> **Prompt**
Could you retype the whole listing, word for word?

> **Excerpted data**
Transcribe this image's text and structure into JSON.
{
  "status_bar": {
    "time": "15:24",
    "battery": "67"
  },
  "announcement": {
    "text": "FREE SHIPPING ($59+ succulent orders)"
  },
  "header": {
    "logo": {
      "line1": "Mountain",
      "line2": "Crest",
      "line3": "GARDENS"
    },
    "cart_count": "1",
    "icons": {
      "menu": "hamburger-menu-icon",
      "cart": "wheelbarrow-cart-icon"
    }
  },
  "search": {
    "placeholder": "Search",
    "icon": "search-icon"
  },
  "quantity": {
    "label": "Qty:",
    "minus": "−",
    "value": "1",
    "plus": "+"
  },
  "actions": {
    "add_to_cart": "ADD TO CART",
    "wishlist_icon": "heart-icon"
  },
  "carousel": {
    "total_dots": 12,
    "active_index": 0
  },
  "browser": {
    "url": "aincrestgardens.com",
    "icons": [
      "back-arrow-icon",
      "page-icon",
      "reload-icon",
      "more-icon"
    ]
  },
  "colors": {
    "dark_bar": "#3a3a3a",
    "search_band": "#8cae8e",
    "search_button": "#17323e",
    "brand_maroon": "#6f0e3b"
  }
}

> **Expected answer**
Transcribe this image's text and structure into JSON.
{
  "status_bar": {
    "time": "15:24",
    "battery": "67"
  },
  "announcement": {
    "text": "FREE SHIPPING ($59+ succulent orders)"
  },
  "header": {
    "logo": {
      "line1": "Mountain",
      "line2": "Crest",
      "line3": "GARDENS"
    },
    "cart_count": "1",
    "icons": {
      "menu": "hamburger-menu-icon",
      "cart": "wheelbarrow-cart-icon"
    }
  },
  "search": {
    "placeholder": "Search",
    "icon": "search-icon"
  },
  "quantity": {
    "label": "Qty:",
    "minus": "−",
    "value": "1",
    "plus": "+"
  },
  "actions": {
    "add_to_cart": "ADD TO CART",
    "wishlist_icon": "heart-icon"
  },
  "carousel": {
    "total_dots": 12,
    "active_index": 0
  },
  "browser": {
    "url": "aincrestgardens.com",
    "icons": [
      "back-arrow-icon",
      "page-icon",
      "reload-icon",
      "more-icon"
    ]
  },
  "colors": {
    "dark_bar": "#3a3a3a",
    "search_band": "#8cae8e",
    "search_button": "#17323e",
    "brand_maroon": "#6f0e3b"
  }
}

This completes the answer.